As it turned out, the swap was quite natural, and exceptionally relaxed. When the group decided that everyone had had a chance to make their bids, Evan and I traded gratefully with our neighbors, and accepted some fine offers that made their way down to our end of the table.

While I experienced one loss when the woman with the grass-fed beef steak expressed little interest in our lamb (turns out the steak I had my eye on came from her family’s sheep and cattle farm), each swap seemed genuinely full of appreciation and mutual interest.

My take-homes from the food swap

My take-homes from the food swap: backyard honey, sweet strawberry jam, all-greens pesto, spicy dilly beans, cajeta, homemade crackers, and Rising Tide’s Zephyr IPA.

In the end, Evan and I collected a jar of backyard honey, cajeta (a kind of caramel sauce made with local goat’s milk), spicy dilly beans, sweet strawberry jam, homemade crackers, and all-greens pesto. After packing up, a few of us nabbed  burritos from the El Corazon food truck, which was conveniently stationed on the brewery’s front patio, before heading up the hill for some live music at the East End Park. All in all, a delicious and rewarding way to spend a night out on the town.

Getting the word out

The Food Swap is just one of many ways Portland folks can get involved with the local food community, but like so many events and initiatives it is still struggling to get the word out around town. But the ground swell is perceptible.

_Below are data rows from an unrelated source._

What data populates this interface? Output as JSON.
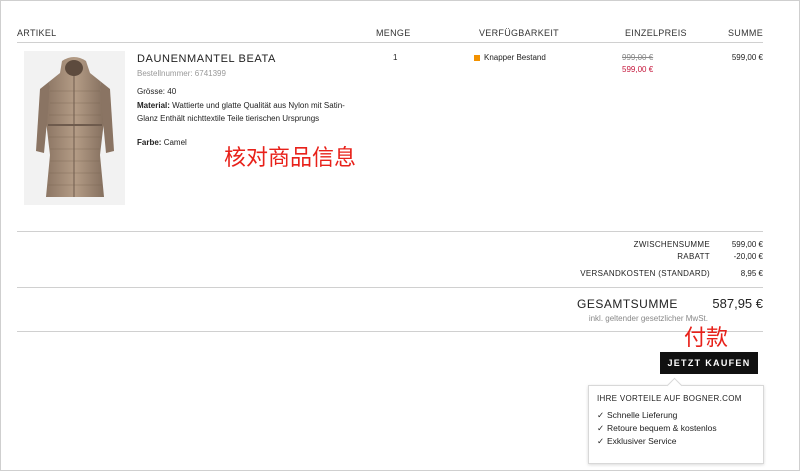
{
  "table": {
    "headers": {
      "article": "ARTIKEL",
      "qty": "MENGE",
      "availability": "VERFÜGBARKEIT",
      "unit_price": "EINZELPREIS",
      "total": "SUMME"
    }
  },
  "product": {
    "name": "DAUNENMANTEL BEATA",
    "order_number": "Bestellnummer: 6741399",
    "size_label": "Grösse:",
    "size_value": "40",
    "material_label": "Material:",
    "material_value": "Wattierte und glatte Qualität aus Nylon mit Satin-Glanz Enthält nichttextile Teile tierischen Ursprungs",
    "color_label": "Farbe:",
    "color_value": "Camel",
    "quantity": "1",
    "availability": "Knapper Bestand",
    "availability_color": "#f39200",
    "price_old": "999,00 €",
    "price_new": "599,00 €",
    "price_new_color": "#c5163b",
    "line_total": "599,00 €"
  },
  "annotations": {
    "verify_info": "核对商品信息",
    "pay": "付款",
    "color": "#e8211a"
  },
  "summary": {
    "subtotal_label": "ZWISCHENSUMME",
    "subtotal_value": "599,00 €",
    "discount_label": "RABATT",
    "discount_value": "-20,00 €",
    "shipping_label": "VERSANDKOSTEN (STANDARD)",
    "shipping_value": "8,95 €",
    "total_label": "GESAMTSUMME",
    "total_value": "587,95 €",
    "vat_note": "inkl. geltender gesetzlicher MwSt."
  },
  "checkout": {
    "buy_label": "JETZT KAUFEN"
  },
  "benefits": {
    "title": "IHRE VORTEILE AUF BOGNER.COM",
    "items": [
      "Schnelle Lieferung",
      "Retoure bequem & kostenlos",
      "Exklusiver Service"
    ]
  }
}
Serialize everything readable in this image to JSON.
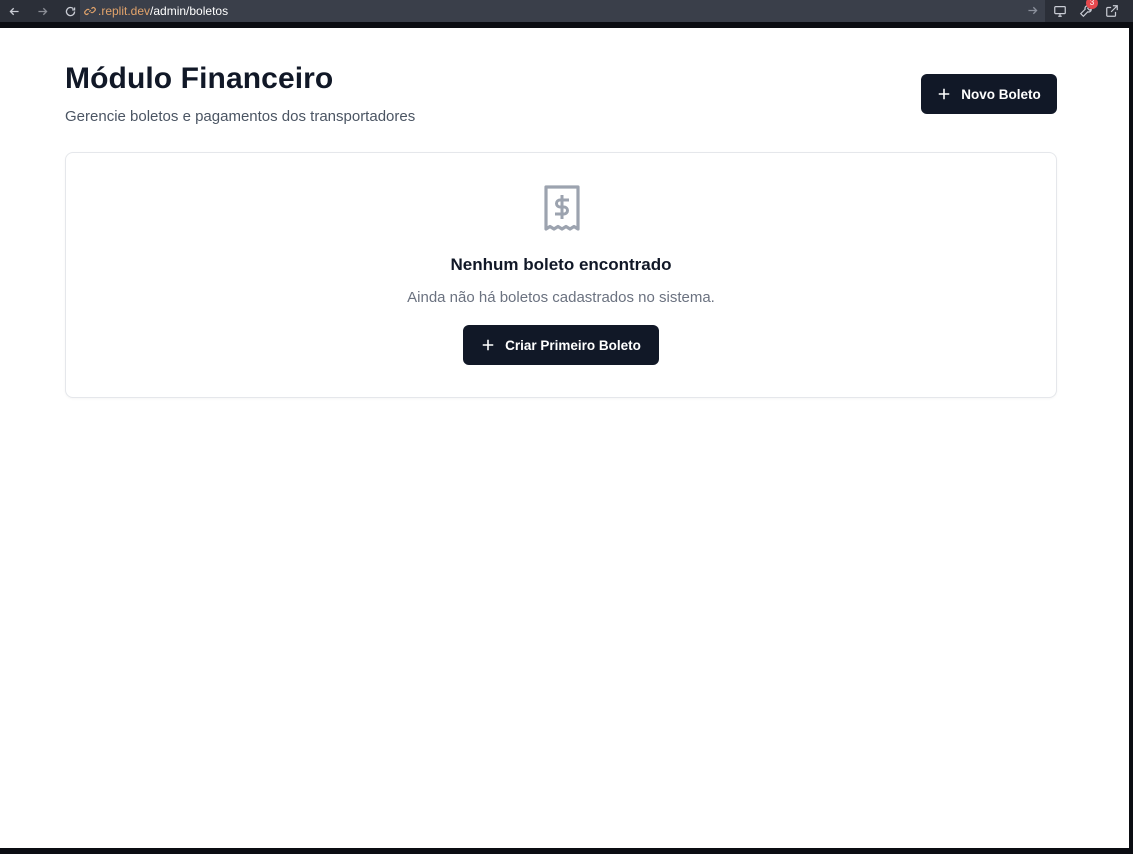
{
  "browser": {
    "url_host": ".replit.dev",
    "url_path": "/admin/boletos",
    "notification_count": "3"
  },
  "header": {
    "title": "Módulo Financeiro",
    "subtitle": "Gerencie boletos e pagamentos dos transportadores",
    "new_button_label": "Novo Boleto"
  },
  "empty_state": {
    "icon": "receipt-dollar-icon",
    "title": "Nenhum boleto encontrado",
    "description": "Ainda não há boletos cadastrados no sistema.",
    "button_label": "Criar Primeiro Boleto"
  },
  "colors": {
    "primary": "#111827",
    "muted_text": "#6b7280",
    "icon_gray": "#9ca3af",
    "url_host": "#e1a36b"
  }
}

With an official Food Day coming up on Oct. 24, Mayor Brennan’s innovative Initiative for Healthy Sustainable Food Systems well underway, and thePortland Food Co-Op getting ready to open its first retail space downtown, the community aspect of our Portland food scene is surely growing, and fast.

More about Megansmark

I might never have gotten my cooking obsession out of the kitchen and into the Portland food community if not for my blog, Megansmark. (I know, a food blog. Not terribly original.) But as a writer, and someone who has written about other people’s food for several years, I suddenly couldn’t let another day go by without sharing my forays into luscious duck egg carbonara and dream-inspired rosemary muffins with a larger audience than my parents’ dog.